The birds were “concealed in his suit jacket and beneath his pants legs, with each bird hidden inside a hair curler,” according to the complaint.
When questioned, McKenzie said that he was offered $3,000 to transport the birds, receiving $500 before he leaving the capital of Guyana, Georgetown. He was to receive the remaining balance upon delivery in the United States.
Finches are prized for their joyful and melodious song, with singing competitions regularly held in parts of the New York boroughs of Queens and Brooklyn, which include betting.
“In such contests, often conducted in public areas like parks, two finches sing and a judge selects the bird determined to have the best voice,” said Kathryn McCabe, a special agent for the U.S. Fish and Wildlife Service. “Many who attend the singing contests wager on the birds. A finch who wins these competitions becomes valuable and can sell for more than $10,000.”
Finches from Guyana are in particularly high demand due to their superior singing abilities.
McKenzie was released on $25,000 bond, according to documents.

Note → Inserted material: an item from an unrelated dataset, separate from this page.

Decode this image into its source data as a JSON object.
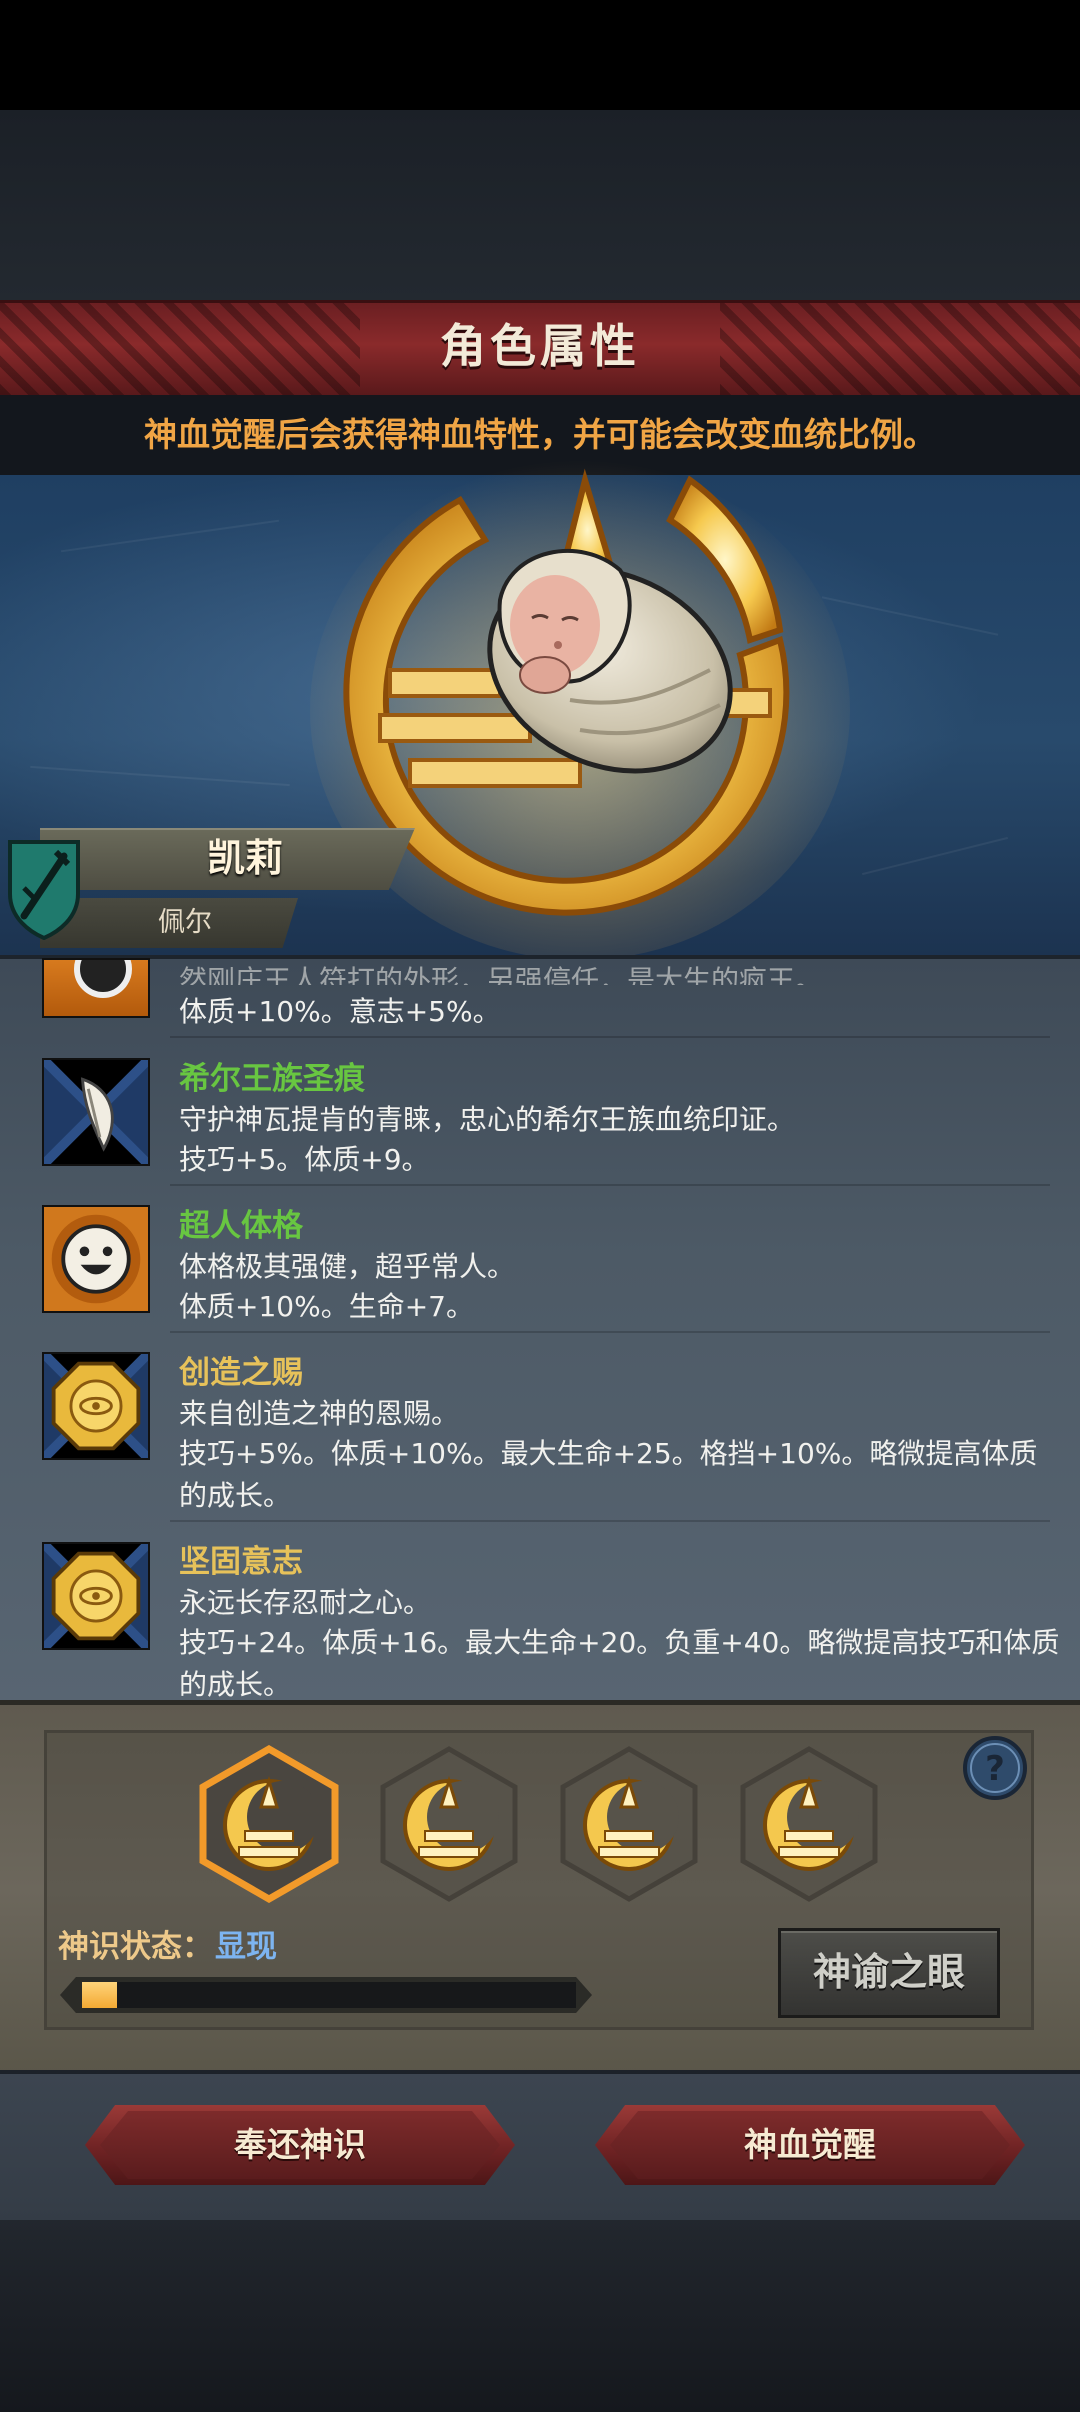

Worldwide, officials seized 20,762 wild animals in 2017, according to the United Nations Office on Drugs and Crime (UNODC), citing the last available figure.